To do
What is the number of lines below that hold "this"? Answer with that number only.

[Listed entries]

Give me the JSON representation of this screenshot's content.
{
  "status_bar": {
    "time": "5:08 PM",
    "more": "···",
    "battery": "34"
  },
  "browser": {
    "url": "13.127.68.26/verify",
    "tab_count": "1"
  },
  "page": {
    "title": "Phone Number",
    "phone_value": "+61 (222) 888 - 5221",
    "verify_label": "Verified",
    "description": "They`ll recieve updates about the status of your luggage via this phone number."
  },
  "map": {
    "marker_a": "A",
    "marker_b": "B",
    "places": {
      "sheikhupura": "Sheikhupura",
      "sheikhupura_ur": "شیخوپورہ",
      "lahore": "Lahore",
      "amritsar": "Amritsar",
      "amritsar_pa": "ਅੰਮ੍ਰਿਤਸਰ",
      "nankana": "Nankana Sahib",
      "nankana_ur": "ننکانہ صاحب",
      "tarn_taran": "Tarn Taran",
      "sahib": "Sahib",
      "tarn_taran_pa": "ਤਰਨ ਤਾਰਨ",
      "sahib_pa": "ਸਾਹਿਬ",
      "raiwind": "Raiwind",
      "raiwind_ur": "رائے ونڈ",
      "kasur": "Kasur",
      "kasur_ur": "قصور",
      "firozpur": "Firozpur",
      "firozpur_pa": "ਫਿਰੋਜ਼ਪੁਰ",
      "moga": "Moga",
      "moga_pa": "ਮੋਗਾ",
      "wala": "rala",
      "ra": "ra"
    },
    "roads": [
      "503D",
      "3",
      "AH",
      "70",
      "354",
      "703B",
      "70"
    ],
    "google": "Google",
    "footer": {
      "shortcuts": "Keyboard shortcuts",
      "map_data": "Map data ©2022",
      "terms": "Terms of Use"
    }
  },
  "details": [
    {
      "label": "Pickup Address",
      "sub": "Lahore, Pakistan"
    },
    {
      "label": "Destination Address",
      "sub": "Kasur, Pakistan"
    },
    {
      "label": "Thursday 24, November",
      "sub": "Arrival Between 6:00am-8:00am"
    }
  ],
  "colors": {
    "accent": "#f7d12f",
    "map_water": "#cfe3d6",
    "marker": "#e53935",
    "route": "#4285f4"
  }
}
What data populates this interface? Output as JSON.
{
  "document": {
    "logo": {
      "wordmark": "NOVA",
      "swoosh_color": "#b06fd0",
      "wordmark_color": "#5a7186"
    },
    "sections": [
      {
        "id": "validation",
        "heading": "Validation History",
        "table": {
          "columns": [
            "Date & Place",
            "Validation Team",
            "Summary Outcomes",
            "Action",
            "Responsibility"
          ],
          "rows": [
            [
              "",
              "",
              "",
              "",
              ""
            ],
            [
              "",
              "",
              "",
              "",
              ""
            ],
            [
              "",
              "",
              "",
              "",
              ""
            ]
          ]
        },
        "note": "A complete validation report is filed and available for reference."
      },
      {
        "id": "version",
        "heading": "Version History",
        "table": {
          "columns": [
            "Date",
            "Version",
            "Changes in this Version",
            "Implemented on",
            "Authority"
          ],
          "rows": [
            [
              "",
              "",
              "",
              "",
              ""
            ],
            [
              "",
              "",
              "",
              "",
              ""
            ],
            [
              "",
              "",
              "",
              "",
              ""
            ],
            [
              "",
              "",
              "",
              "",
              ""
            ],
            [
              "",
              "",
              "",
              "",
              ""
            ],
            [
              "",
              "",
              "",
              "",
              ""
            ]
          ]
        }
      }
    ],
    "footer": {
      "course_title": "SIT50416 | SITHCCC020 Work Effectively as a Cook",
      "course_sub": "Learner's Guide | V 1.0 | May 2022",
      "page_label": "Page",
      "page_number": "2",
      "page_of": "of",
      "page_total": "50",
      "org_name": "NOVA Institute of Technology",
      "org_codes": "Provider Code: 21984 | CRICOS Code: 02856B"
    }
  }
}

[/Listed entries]

Task result
4